There was the propaganda campaign, "All in for Week One", in which Griffin did a really cool commercial and had T-shirts made up promising that he was going to recover from reconstructive surgery in record time and be the starting quarterback by the beginning of September.

Then, Griffin was ready in time, but when he came out for Week One, the best he looked was when he sprinted out of the tunnel helmetless and holding the American Flag.  He was not the same quarterback for the first game.  He looked slow and timid and the Redskins got embarrassed on Monday Night Football in a loss to the underdog Eagles.  In fact, they started off the season with three losses.  Even then, there was no talk of a coaching change.  Despite an awful defense that liked to give up huge chunks of yards, they were able to pull things together and won three of their next five to put themselves back in the thick of things in their division with a record of 3-5.

Not only that, their next opponent was the one-win Minnesota Vikings, which would surely be a win.  Except it wasn't.  It started off well when the Redskins dominated the first half statistically and had a 24-14 lead.  However, the wheels came off in the second half when Minnesota outscored the Redskins 20-3.

The Redskins have not won a game since.

They now sit at 3-10.  Right before their tenth loss, a story broke by Dan Graziano of ESPN that Mike Shanahan had cleaned out his office and was ready to quit before his team played the Seattle Seahawks in the first round of the playoffs last year.  An anonymous source inside the team told Graziano that, even at a time when his team had won seven straight to make the playoffs, Shanahan was fed up with Snyder.  The only thing that brought him back for his fourth season was the Griffin knee injury that occurred.  According to the story, Shanahan did not want to go out on a sour note like that.

Instead, he came back and we now find ourselves in this mess.  It is unknown who the anonymous source was, but many feel the source was Shanahan himself.  To me, that initially sounded like a bit of a stretch, until Shanahan responded to the story by refusing to respond.  Following his team's tenth loss in which he benched Griffin in favor of Kirk Cousins once the game was out of hand, he would not answer questions in regards to the story, and sounded cryptic at best when speaking about the teams' future.

Then came Monday's press conference, which was as confusing as it was hard to watch. Shanahan sounded like a man who is trying his best to catch the next plane heading back to Denver.  He mostly would not talk about anything that was not related to this week's matchup against the Falcons.  But he did say one thing that, I believe, tells the whole story.  He mentioned that he may not start Robert Griffin III on Sunday.  Oh, and if he does not start him this week, he will not start him the rest of the year.

Hmmmmm.  What?

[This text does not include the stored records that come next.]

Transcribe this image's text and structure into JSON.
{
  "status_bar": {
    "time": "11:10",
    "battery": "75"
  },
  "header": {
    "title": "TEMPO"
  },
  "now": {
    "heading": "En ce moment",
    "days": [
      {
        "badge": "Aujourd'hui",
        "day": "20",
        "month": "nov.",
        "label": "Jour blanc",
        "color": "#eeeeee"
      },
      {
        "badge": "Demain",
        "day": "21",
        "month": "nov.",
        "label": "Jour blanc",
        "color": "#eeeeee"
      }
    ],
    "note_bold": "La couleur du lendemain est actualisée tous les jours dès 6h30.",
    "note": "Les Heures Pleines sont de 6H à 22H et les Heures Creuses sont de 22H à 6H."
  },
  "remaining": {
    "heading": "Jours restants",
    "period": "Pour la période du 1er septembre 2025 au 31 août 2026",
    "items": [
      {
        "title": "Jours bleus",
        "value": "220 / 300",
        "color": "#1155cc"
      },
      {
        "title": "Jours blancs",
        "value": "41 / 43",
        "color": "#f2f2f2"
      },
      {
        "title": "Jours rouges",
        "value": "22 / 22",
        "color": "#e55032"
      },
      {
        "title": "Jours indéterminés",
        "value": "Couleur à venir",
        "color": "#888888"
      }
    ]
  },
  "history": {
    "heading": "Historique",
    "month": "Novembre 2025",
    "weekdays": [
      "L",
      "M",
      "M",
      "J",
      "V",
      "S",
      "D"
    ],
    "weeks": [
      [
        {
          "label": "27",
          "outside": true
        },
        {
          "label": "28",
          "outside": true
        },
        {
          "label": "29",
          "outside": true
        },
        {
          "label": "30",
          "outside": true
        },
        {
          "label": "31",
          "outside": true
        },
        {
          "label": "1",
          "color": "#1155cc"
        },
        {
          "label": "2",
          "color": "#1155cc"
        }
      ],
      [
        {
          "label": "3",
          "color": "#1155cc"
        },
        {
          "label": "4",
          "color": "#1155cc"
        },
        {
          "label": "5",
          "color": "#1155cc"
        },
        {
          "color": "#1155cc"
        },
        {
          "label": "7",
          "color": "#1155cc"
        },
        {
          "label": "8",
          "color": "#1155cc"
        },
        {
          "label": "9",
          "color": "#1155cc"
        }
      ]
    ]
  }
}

This bombshell was dropped and drew several follow-up questions, the main one being "Why?".  Shanahan stated that he felt his offensive line was not blocking well enough at this point of the season and did not want to get Griffin hurt.  He stated that Griffin is healthy, and he would like to keep him that way going into the offseason.

Let me be the one millionth person to call that excuse 100% Grade "A" bologna.  If the ESPN story that Shanahan will not comment on is not true, why wouldn't he just say so instead of avoiding answering the question?  If it is true and he wants out, why would he care about how Griffin feels going into the offseason?

The only excuse that makes sense is that he is playing a high stakes game of chess with Dan Snyder at this point.  He wants out, and wants out now.  Choosing to play Kirk Cousins over a healthy Robert Griffin III is the ultimate screw in Snyder's back.  Shanahan told the media he will announce his decision on Wednesday.  If he chooses Cousins, this is going to get really interesting and really fast.  Griffin does not want to sit and has made that clear.

What is obviously happening is that Shanahan has found a way to force Snyder's hand.  The only question at this point seems to be this: Will the owner let it happen or just bite the bullet and fire his coach now?

Your move, Mr. Snyder.